■ **INSTRUCTIONS TO FOLLOW**: The full set of records must be set down verbatim.

■ **Website and app data records**:
===

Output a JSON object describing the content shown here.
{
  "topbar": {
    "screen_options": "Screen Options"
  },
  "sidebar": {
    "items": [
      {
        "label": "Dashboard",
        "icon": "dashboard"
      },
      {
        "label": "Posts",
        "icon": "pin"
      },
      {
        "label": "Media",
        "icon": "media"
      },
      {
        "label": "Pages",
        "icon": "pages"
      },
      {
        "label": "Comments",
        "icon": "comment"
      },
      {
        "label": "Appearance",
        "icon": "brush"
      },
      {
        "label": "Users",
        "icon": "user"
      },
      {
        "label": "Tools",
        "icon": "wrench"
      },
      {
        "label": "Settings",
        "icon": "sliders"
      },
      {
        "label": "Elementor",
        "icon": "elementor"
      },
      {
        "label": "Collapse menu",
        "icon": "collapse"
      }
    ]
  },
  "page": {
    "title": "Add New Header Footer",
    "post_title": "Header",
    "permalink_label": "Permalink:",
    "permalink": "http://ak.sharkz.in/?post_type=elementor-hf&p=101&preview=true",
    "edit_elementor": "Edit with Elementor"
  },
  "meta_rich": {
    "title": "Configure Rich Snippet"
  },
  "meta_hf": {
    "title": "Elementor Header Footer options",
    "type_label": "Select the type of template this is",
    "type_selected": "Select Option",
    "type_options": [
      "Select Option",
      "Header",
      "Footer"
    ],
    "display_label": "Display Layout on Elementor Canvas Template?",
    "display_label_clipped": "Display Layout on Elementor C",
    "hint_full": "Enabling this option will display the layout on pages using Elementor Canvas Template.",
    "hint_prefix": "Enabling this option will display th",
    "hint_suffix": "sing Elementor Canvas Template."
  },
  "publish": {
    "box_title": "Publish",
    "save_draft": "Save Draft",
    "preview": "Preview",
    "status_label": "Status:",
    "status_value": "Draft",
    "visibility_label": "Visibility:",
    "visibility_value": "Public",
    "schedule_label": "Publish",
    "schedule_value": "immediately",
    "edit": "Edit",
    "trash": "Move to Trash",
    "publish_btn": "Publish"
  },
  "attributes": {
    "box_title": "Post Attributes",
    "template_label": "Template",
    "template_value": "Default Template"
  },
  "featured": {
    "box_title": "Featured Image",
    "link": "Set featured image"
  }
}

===

■ **ANSWER BOX**:
Output a JSON object describing the content shown here.
{
  "topbar": {
    "screen_options": "Screen Options"
  },
  "sidebar": {
    "items": [
      {
        "label": "Dashboard",
        "icon": "dashboard"
      },
      {
        "label": "Posts",
        "icon": "pin"
      },
      {
        "label": "Media",
        "icon": "media"
      },
      {
        "label": "Pages",
        "icon": "pages"
      },
      {
        "label": "Comments",
        "icon": "comment"
      },
      {
        "label": "Appearance",
        "icon": "brush"
      },
      {
        "label": "Users",
        "icon": "user"
      },
      {
        "label": "Tools",
        "icon": "wrench"
      },
      {
        "label": "Settings",
        "icon": "sliders"
      },
      {
        "label": "Elementor",
        "icon": "elementor"
      },
      {
        "label": "Collapse menu",
        "icon": "collapse"
      }
    ]
  },
  "page": {
    "title": "Add New Header Footer",
    "post_title": "Header",
    "permalink_label": "Permalink:",
    "permalink": "http://ak.sharkz.in/?post_type=elementor-hf&p=101&preview=true",
    "edit_elementor": "Edit with Elementor"
  },
  "meta_rich": {
    "title": "Configure Rich Snippet"
  },
  "meta_hf": {
    "title": "Elementor Header Footer options",
    "type_label": "Select the type of template this is",
    "type_selected": "Select Option",
    "type_options": [
      "Select Option",
      "Header",
      "Footer"
    ],
    "display_label": "Display Layout on Elementor Canvas Template?",
    "display_label_clipped": "Display Layout on Elementor C",
    "hint_full": "Enabling this option will display the layout on pages using Elementor Canvas Template.",
    "hint_prefix": "Enabling this option will display th",
    "hint_suffix": "sing Elementor Canvas Template."
  },
  "publish": {
    "box_title": "Publish",
    "save_draft": "Save Draft",
    "preview": "Preview",
    "status_label": "Status:",
    "status_value": "Draft",
    "visibility_label": "Visibility:",
    "visibility_value": "Public",
    "schedule_label": "Publish",
    "schedule_value": "immediately",
    "edit": "Edit",
    "trash": "Move to Trash",
    "publish_btn": "Publish"
  },
  "attributes": {
    "box_title": "Post Attributes",
    "template_label": "Template",
    "template_value": "Default Template"
  },
  "featured": {
    "box_title": "Featured Image",
    "link": "Set featured image"
  }
}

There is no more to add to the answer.